AIM OF THE EXERCISE:
From the records below, return every line containing the word "úřad".

RECORDS SUPPLIED:
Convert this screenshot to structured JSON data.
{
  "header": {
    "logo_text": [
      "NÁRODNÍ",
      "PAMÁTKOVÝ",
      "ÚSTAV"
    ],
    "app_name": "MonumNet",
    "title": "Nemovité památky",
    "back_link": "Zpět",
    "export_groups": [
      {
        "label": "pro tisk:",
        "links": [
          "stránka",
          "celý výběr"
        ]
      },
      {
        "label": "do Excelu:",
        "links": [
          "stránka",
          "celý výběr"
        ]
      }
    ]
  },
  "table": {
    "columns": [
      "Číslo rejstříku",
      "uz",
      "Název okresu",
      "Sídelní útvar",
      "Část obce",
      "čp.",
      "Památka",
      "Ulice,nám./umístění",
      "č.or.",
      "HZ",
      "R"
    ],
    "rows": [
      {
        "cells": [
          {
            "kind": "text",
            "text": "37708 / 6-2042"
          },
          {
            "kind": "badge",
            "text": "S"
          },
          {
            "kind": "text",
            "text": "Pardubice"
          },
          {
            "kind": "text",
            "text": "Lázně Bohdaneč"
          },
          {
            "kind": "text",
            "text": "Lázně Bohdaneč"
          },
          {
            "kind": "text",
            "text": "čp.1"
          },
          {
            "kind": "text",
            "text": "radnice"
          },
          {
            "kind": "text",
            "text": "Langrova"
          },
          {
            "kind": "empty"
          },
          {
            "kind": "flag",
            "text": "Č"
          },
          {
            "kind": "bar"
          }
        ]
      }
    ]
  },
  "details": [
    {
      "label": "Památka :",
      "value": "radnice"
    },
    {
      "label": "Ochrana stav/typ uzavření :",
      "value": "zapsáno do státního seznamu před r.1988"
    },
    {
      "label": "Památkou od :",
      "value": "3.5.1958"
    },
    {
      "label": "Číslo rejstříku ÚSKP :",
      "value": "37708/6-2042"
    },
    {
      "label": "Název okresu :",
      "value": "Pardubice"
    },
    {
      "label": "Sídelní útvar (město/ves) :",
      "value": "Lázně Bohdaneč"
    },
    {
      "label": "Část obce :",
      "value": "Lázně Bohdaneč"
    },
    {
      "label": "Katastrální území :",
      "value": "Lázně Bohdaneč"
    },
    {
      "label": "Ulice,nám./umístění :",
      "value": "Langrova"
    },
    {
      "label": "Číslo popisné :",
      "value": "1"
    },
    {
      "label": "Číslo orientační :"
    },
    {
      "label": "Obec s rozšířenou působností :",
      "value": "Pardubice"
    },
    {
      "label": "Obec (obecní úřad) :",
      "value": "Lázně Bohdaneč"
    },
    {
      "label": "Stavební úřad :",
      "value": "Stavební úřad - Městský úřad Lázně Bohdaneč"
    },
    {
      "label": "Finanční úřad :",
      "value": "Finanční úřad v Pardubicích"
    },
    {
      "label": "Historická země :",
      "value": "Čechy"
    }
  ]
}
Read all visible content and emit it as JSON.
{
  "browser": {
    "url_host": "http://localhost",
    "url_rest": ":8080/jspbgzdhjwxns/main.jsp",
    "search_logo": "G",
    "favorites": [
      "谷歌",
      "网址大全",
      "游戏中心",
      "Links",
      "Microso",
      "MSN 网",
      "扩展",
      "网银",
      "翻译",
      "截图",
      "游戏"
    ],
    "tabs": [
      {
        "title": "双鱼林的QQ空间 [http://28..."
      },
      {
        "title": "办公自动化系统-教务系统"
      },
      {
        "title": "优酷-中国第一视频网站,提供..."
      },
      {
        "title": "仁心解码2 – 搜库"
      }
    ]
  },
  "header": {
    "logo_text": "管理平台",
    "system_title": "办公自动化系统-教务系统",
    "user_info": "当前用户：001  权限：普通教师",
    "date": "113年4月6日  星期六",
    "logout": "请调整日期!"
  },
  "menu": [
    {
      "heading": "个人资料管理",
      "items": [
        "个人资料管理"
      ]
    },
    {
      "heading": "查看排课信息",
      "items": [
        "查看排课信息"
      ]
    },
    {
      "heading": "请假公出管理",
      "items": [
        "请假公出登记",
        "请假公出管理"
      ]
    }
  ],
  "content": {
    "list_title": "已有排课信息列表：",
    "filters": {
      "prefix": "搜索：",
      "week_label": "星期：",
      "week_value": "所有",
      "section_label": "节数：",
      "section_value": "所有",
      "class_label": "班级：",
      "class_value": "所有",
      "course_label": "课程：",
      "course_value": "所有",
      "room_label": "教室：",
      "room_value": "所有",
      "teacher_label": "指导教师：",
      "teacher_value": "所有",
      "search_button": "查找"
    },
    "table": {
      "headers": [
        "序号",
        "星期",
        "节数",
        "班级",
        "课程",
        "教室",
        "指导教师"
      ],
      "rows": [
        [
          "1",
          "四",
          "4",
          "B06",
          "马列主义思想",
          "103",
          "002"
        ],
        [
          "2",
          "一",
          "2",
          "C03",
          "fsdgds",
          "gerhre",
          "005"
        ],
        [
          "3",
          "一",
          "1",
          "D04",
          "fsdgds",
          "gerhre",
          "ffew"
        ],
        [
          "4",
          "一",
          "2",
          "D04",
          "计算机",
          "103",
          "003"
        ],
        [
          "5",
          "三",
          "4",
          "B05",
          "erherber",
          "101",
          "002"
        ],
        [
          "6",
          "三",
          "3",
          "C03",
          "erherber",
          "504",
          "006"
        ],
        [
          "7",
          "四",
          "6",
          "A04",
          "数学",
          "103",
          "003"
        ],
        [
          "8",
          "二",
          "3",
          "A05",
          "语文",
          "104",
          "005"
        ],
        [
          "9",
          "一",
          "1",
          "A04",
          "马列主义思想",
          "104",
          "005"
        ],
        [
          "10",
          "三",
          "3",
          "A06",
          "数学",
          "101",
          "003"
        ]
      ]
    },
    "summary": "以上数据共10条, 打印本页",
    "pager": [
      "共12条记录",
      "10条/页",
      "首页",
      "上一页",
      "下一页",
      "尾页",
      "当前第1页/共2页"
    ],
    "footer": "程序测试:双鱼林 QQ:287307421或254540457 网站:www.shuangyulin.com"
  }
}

ANSWER FOR THIS EXERCISE:
      "label": "Obec (obecní úřad) :",
      "label": "Stavební úřad :",
      "value": "Stavební úřad - Městský úřad Lázně Bohdaneč"
      "label": "Finanční úřad :",
      "value": "Finanční úřad v Pardubicích"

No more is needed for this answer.